10 Ways to Support OERs via Social Media

[tweetmeme]A colleague of mine recently sent me the Mashable post, “#10Ways to Support Charities Through Social Media”. As a follow-up, I thought it would be fun to create a list specific to Open Education Resources (OERs). So, here it goes…

1)    Write a blog post about OERs—If you find a great free and open education resource on sites like Curriki, OER Commons and Flat World Knowledge, write a short post about it! Teachers are always looking for great free classroom content online that has been endorsed by a fellow educator!

2)    Share OER stories with friends—If you’ve written a blog about OERs, post a link to the entry on Twitter, Facebook, LinkedIn, Delicious, or Google Buzz. Or, just post a link to the resource itself. Curriki makes this process easy! Open any resource on Curriki and click on the “Share” button at the top of the page. This will allow you to share the gift of free lessons with your social networks in a click!

3)    Follow OERs on Twitter and Facebook—We tweet @Curriki. To find other OER tweeters, go to Twitter Search and type in #OER. Many OERs have Facebook fan pages as well.

4)    Support OERs on Awareness Hubs—Several websites have popped up to support non-profits in their work. Take a look at Facebook Causes, iGive and iSearch to start!

5)    Find Volunteer Opportunities—OERs are always looking for enthusiastic educators to share their knowledge with classrooms around the world.
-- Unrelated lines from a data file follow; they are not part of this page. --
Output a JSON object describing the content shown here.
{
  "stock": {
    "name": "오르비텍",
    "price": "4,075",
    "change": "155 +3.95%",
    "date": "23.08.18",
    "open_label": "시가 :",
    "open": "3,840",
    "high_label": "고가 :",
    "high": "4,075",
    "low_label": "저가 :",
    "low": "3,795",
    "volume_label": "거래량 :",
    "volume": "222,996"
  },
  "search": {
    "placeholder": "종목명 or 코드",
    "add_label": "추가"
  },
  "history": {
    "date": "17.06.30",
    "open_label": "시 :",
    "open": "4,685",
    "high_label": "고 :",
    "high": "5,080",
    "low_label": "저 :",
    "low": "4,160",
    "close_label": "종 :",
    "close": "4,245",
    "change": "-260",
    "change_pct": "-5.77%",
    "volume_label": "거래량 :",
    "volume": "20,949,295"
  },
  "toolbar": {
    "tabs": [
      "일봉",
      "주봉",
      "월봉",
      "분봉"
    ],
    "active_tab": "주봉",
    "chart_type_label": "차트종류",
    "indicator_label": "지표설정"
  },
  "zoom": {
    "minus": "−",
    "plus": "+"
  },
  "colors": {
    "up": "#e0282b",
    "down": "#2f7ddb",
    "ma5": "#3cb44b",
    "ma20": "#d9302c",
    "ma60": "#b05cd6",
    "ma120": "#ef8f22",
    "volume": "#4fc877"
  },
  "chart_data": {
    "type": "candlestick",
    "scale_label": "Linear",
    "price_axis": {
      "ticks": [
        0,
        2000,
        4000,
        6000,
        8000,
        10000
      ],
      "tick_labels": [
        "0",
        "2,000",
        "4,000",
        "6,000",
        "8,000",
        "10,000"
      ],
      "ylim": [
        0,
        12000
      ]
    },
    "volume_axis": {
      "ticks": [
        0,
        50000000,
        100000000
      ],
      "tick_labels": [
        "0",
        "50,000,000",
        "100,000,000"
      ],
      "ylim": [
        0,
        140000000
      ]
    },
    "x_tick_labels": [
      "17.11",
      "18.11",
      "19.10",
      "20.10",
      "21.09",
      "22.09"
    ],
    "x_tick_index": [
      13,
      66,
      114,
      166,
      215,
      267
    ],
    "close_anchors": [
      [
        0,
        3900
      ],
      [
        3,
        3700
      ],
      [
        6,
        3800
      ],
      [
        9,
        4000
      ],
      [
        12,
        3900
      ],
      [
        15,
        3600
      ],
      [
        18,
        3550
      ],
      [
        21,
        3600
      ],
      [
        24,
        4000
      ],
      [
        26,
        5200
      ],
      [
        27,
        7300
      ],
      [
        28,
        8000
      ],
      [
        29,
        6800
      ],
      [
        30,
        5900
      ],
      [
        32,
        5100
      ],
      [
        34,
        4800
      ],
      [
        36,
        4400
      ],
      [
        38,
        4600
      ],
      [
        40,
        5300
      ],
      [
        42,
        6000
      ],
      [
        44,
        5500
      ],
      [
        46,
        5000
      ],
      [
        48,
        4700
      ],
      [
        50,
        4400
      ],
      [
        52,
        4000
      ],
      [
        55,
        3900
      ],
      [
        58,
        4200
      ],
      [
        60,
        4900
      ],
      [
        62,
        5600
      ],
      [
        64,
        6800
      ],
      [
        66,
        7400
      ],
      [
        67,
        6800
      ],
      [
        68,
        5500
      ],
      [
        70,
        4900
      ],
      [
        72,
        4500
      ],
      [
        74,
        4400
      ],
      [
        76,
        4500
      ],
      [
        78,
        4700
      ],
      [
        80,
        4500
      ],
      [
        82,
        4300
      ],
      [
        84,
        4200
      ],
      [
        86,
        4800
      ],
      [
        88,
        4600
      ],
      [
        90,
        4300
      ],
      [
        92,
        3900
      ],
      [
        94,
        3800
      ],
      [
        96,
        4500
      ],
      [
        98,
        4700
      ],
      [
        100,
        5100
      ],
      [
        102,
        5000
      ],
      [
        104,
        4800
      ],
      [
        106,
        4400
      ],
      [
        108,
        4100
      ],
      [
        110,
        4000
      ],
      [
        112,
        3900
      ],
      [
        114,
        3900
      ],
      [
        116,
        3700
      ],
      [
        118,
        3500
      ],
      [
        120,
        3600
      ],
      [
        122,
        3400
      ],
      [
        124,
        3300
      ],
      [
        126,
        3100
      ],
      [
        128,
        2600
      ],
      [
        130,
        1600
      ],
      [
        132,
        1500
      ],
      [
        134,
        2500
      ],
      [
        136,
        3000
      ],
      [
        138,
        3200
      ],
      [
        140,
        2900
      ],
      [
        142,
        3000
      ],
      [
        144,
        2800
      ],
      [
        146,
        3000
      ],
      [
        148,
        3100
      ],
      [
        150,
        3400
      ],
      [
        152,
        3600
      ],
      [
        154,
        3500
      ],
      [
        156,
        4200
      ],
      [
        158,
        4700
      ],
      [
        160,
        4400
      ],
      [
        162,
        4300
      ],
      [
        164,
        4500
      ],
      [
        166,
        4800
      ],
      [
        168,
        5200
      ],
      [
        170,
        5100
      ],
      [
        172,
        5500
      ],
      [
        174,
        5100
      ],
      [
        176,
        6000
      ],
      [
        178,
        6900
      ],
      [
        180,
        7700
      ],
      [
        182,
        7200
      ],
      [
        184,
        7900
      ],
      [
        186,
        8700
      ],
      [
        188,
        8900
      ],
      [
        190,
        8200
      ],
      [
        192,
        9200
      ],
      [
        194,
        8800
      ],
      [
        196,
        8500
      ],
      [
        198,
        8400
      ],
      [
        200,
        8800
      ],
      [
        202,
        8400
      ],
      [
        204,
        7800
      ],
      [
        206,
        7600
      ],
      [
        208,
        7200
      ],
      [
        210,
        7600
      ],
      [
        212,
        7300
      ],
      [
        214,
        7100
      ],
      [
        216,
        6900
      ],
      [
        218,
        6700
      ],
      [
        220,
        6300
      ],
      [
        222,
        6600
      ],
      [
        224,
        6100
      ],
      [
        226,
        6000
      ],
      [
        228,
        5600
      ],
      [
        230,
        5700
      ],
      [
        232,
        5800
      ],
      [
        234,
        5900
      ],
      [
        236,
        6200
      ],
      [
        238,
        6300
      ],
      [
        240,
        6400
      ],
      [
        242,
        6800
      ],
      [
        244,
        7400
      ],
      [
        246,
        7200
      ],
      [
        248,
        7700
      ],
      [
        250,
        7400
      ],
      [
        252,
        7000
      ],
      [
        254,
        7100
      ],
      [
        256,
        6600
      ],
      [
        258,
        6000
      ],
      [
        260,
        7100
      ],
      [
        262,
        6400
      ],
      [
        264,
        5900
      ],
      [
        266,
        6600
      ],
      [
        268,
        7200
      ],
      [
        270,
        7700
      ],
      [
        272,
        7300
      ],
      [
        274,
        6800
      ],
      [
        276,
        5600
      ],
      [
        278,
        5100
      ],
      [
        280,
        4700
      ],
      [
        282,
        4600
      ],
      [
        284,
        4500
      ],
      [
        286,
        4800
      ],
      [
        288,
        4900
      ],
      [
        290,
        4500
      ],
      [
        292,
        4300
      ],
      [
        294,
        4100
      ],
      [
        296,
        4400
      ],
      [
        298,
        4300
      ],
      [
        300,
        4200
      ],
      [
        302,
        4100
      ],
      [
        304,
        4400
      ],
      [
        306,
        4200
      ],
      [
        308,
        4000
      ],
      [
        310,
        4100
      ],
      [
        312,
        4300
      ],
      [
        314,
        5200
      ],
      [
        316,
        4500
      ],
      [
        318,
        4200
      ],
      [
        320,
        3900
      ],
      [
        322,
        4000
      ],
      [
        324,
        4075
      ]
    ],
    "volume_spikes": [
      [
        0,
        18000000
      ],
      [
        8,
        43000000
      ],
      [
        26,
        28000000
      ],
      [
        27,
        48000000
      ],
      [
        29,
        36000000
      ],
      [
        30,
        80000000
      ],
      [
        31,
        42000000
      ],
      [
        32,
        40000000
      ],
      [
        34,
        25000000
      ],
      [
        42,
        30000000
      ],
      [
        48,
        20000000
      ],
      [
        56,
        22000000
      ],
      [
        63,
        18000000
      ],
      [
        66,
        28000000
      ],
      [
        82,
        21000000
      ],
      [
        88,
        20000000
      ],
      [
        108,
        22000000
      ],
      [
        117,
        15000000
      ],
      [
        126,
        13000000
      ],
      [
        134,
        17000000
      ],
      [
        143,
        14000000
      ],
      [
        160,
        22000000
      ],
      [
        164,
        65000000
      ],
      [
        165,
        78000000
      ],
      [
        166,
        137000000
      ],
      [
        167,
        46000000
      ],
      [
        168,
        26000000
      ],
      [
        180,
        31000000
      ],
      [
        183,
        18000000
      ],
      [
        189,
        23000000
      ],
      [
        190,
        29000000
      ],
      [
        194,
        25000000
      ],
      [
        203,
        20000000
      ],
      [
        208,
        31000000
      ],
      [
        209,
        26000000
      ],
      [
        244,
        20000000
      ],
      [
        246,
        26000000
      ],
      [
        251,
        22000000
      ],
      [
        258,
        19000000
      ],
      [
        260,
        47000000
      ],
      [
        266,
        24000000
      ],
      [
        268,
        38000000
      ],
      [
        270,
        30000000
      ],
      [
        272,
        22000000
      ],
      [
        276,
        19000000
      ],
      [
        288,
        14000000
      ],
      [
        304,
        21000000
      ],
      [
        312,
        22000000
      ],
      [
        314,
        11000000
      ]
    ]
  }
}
When you visit an OER like Curriki, Connexions or FreeReading, most have explicit information on how you can donate lessons, expertise and time from the comfort of your own classroom or home. Check out the Curriki donate page to start!

6)    Embed an OER Badge on Your Site—Feel good about connecting teachers in need of high quality online content with great OERs by putting a widget or badge on your blog, website, Facebook page and more.

7)    Organize a Tweetup—Meet OER fans offline at events like the upcoming Communia Workshop in Turkey or the ISTE Conference in Denver. Or, create an event in your hometown. For tips on how to organize a successful tweetup, check out Mashable’s guide to tweetups.

8)    Talk about your love of OERs on Video—Then post the video on YouTube, Vimeo and other online video services. Even though the OER movement is growing stronger by the second, many people don’t know about it. Connect great teachers with great free content. Spread the word about OERs!

9)    Petition for the use and creation of OERs in your School Districts—I am always surprised when I meet with schools districts unaware about OERs (especially the cost savings of OERs!) or districts that don’t allow teachers to put district-created lesson plans online open source (Wouldn’t a teacher in Cambodia benefit from a math resource from your district or county and vise versa?! Were tax dollars used to create that content?! Hmm!). Use tools like Petition Online and Twitition to rally for the use and sharing of OERs within your district and beyond!

10) Organize an Online Event—Invite your friends to a tweet-a-thon and tell them to tweet great OERs to the world during a specific time period with a hashtags like #OER or #IloveOERs!

Social media is the perfect tool for spreading great ideas. Tell us how you are using social media to support the OER movement by posting a comment on this blog or by sending us a tweet @Curriki.

From one OER fan to another,

Anna Batchelder

Curriki International Consultant


Note: The image above was created by Fred Cavazza and is licensed under the CC Attribution-Noncommercial-Share Alike 2.0 Generic License.